The government has come out and said that only 16 percent of all mathematics teachers are qualified and new data obtained by the Jamaica Gleaner revealed that the figure is closer to 10 percent. There are 1048 math teachers at the secondary school level and 10 percent of that translates to approximately 105 teachers.
Maths results at the CSEC level have seen a decline each year, for the last three years. Islandwide math passes stands at less than 40% of all students who took the exam in June 2012.
One of the reasons for such low pass rates has become clearly evident. Teachers can only teach and deliver lessons on things that they know and at the moment we only have 10 percent of math teachers being able to do this.

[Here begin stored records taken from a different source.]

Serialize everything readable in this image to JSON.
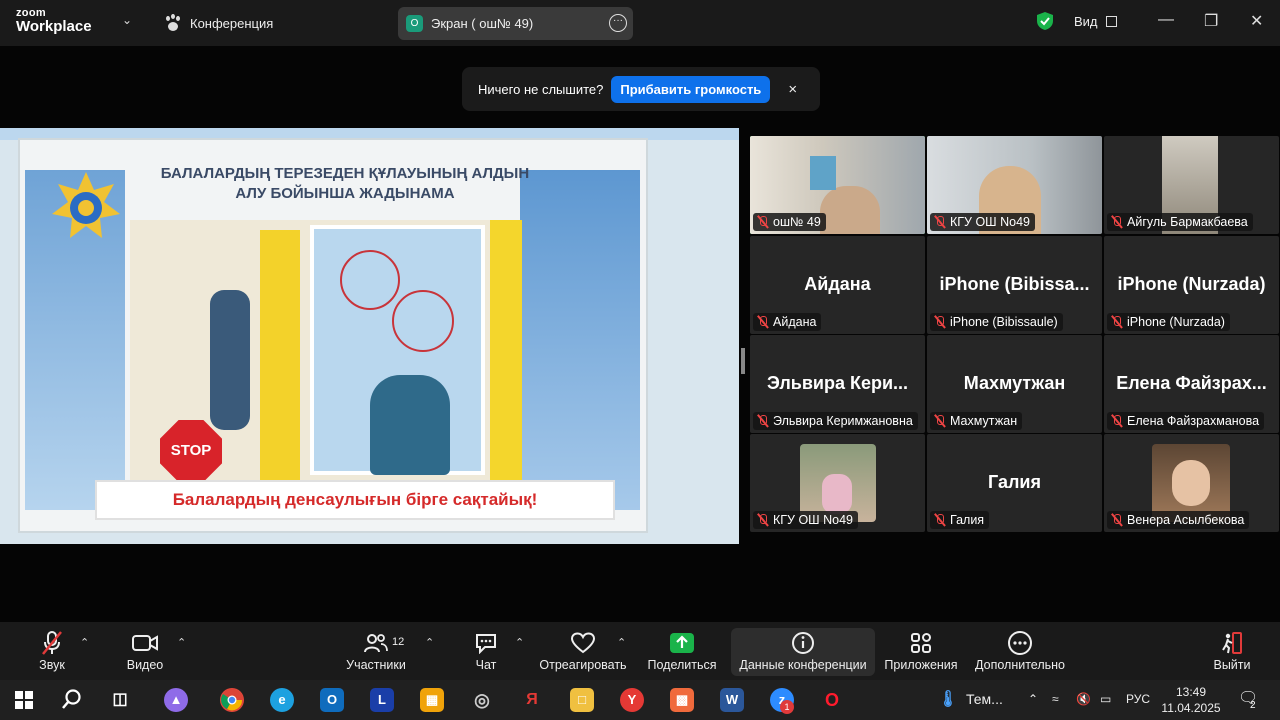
{
  "titlebar": {
    "logo_line1": "zoom",
    "logo_line2": "Workplace",
    "conference_label": "Конференция",
    "screen_icon_letter": "О",
    "screen_pill_label": "Экран ( ош№ 49)",
    "view_label": "Вид"
  },
  "toast": {
    "message": "Ничего не слышите?",
    "button": "Прибавить громкость",
    "close": "×"
  },
  "shared_content": {
    "title_line1": "БАЛАЛАРДЫҢ ТЕРЕЗЕДЕН ҚҰЛАУЫНЫҢ АЛДЫН",
    "title_line2": "АЛУ БОЙЫНША ЖАДЫНАМА",
    "stop_sign": "STOP",
    "bottom_slogan": "Балалардың денсаулығын бірге сақтайық!"
  },
  "gallery": {
    "tiles": [
      {
        "big": "",
        "label": "ош№ 49"
      },
      {
        "big": "",
        "label": "КГУ ОШ No49"
      },
      {
        "big": "",
        "label": "Айгуль Бармакбаева"
      },
      {
        "big": "Айдана",
        "label": "Айдана"
      },
      {
        "big": "iPhone (Bibissa...",
        "label": "iPhone (Bibissaule)"
      },
      {
        "big": "iPhone (Nurzada)",
        "label": "iPhone (Nurzada)"
      },
      {
        "big": "Эльвира Кери...",
        "label": "Эльвира Керимжановна"
      },
      {
        "big": "Махмутжан",
        "label": "Махмутжан"
      },
      {
        "big": "Елена Файзрах...",
        "label": "Елена Файзрахманова"
      },
      {
        "big": "",
        "label": "КГУ ОШ No49"
      },
      {
        "big": "Галия",
        "label": "Галия"
      },
      {
        "big": "",
        "label": "Венера Асылбекова"
      }
    ]
  },
  "toolbar": {
    "audio": "Звук",
    "video": "Видео",
    "participants": "Участники",
    "participants_count": "12",
    "chat": "Чат",
    "react": "Отреагировать",
    "share": "Поделиться",
    "info": "Данные конференции",
    "apps": "Приложения",
    "more": "Дополнительно",
    "leave": "Выйти"
  },
  "taskbar": {
    "weather": "Тем...",
    "lang": "РУС",
    "time": "13:49",
    "date": "11.04.2025",
    "notif_count": "2",
    "zoom_badge": "1"
  },
  "colors": {
    "accent_blue": "#0e71eb",
    "active_green": "#23d959",
    "share_green": "#1ab34a",
    "mute_red": "#ee4444"
  }
}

The solution to the problem is obvious. We must invest more in the training of maths teachers to make them more qualified and specialist teachers of mathematics should not hold less than a bachelor’s in mathematics in order to teach the subject. We don’t want them to have just a bachelor’s degree or a teaching diploma; we need them to have their degree in the area of mathematics or statistics, which will enable them to have the content.
The second stage of the solution is to train these individuals in the art of delivering maths lessons; otherwise known as mathematics pedagogy.
Having a mathematics degree in the private sector pays better money than in the public sector and this may result in the government having difficulties attracting qualified mathematics teachers. Increasing the salaries offered to maths teachers is one option to attract individuals into the area. Another is to providing free mathematics degrees for individuals who would then be bonded for approximately five years.
Mathematics is an important area of study for the future of any society who wants to progress educationally and economically. If the current trends continue, we will see further declines in the pass rate of our pupils. We have to do something to halt this decline and we have to do it immediately.